Tax Year End Checklist – 5th April 2018

The tax year end is fast approaching, and the last day of the tax year falls on Thursday 5th April. Below are some simple but effective things you can do to make the most of your tax allowances before the end of the tax year.


If possible, utilise your ISA allowance. Any capital gains or income from your investments in an ISA are tax exempt.

Interest rates on cash ISAs remain low, and you may wish to explore a stocks and shares ISA with us to help your money work harder. Each individual can invest £20,000 for tax year 2017-18, and in tax year 2018-19.

A couple could save £80,000 into ISAs over the next few weeks. The dividend income allowance is falling from £5,000 to £2,000 on 6th April 2018; shielding your investment income from tax will become even more important.
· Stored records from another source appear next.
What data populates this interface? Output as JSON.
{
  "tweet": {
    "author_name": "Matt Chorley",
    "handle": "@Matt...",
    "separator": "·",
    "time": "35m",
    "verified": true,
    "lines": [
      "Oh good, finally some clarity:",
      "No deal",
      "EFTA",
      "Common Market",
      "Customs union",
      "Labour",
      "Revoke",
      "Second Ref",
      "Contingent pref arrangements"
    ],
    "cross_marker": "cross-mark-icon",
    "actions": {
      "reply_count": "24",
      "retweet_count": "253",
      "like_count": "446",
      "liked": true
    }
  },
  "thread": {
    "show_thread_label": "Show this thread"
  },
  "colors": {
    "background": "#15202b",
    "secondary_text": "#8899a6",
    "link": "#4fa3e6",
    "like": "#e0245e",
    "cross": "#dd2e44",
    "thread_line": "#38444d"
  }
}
Please note that your ISA allowance is a personal allowance for all ISA accounts. If you have already made an ISA subscription elsewhere, please let us know so we do not over-subscribe you beyond your limit.
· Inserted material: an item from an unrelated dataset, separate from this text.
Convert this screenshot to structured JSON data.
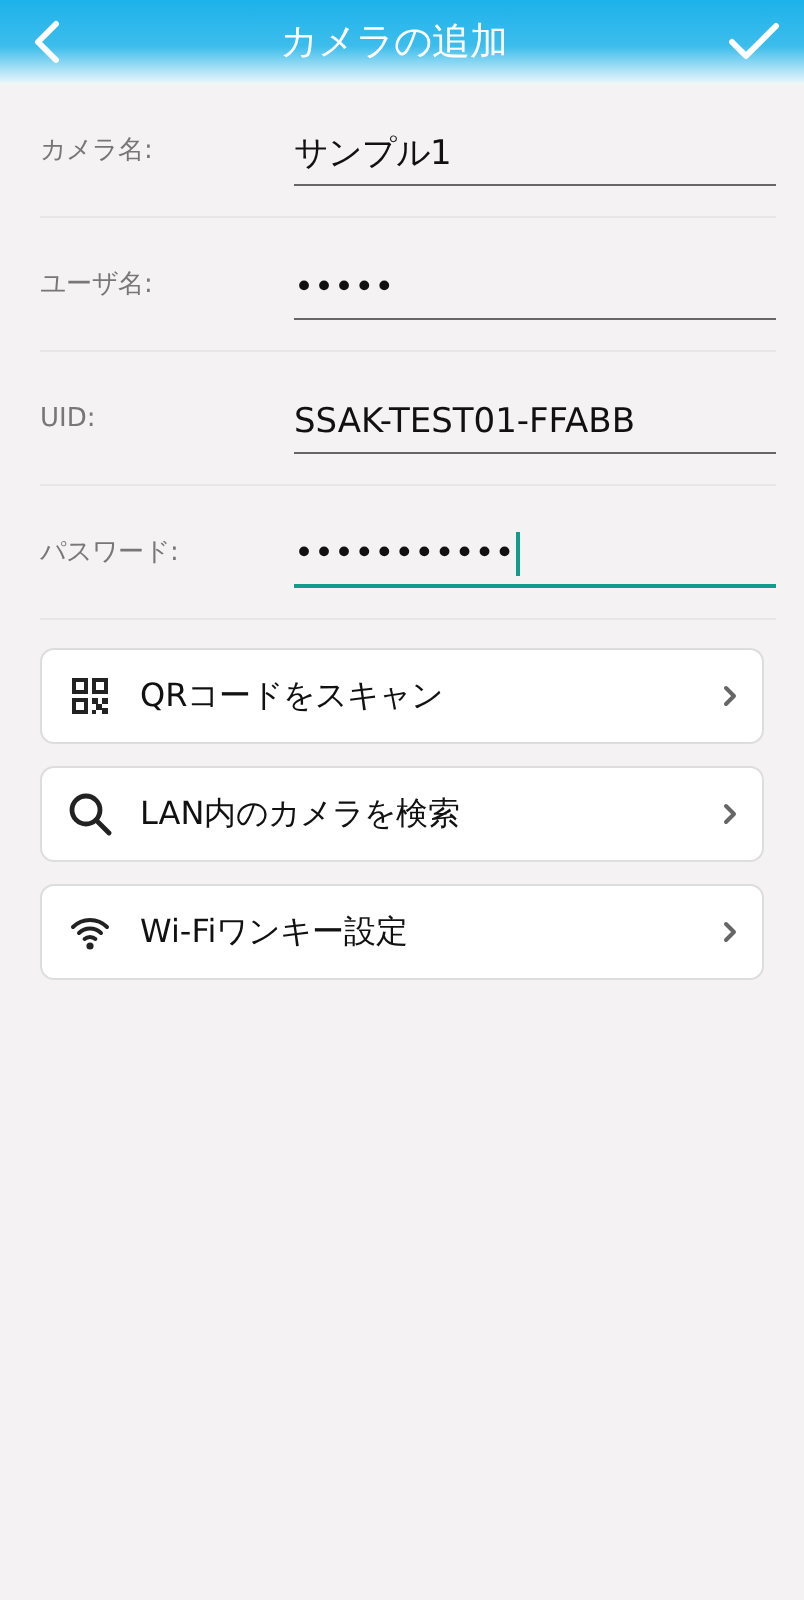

This year’s allowance is £40,000. You can carry forward up to 3 years worth of unused allowances up to £40,000 each year. With qualifying earnings, a contribution of up to £160,000 could be made when utilising carry forward allowances.

Please note that if you earn over £150,000 per annum, your allowance is reduced by £1 for every £2 of excess earnings. It is important to utilise carry forward allowances as the taper only applies to this tax year (2017-18) and the previous tax year (2016-17) (as well as future tax years).

The investments in your pension can be left to grow without incurring capital gains tax and income tax. Tax is normally only payable when you take money from your pension. Pensions are also valuation inheritance tax vehicles.

If you die before the age of 75, your beneficiaries could inherit your pension free of tax. If you die over the age of 75, the taxes on your pension are much lower than they used to be.

To find out more, please contact us. Pensions are complicated, so please get in touch to see how we can help you in the new regulatory environment.

Capital Gains Tax (CGT)

Utilise your annual CGT allowance, which is £11,300 for 2017-18. You cannot carry this forward to use in future years like your pension allowance, so it is important to make the most of it if you can.

  • Losses in one tax year can be offset against gains in that tax year, with some exceptions.
  • Accumulated losses you have from earlier years can be brought forward to offset against your gains.
  • Transfers can be made between spouses and civil partners free of tax, so you can utilise part or all of their allowance if they have not used it.

The rates of capital gains tax have come own for most types of assets, to either 10% or 20% depending on your level of income. If you want to avoid paying capital gains tax, consider putting your investments into an ISA or pension.

The above points are suggestions only, and might not apply to your own personal situation. This is not an exhaustive list and there are other ways in which we may be able to help you.

Risk Disclaimer: The value of investments and the income you get from them may fall as well as rise, and there is no certainty that you will get back the amount of your original investment. You should also be aware that past performance may not be a reliable guide to future performance. This document is not intended as investment advice. Any security mentioned in this commentary is for information purposes only and is not a recommendation to buy.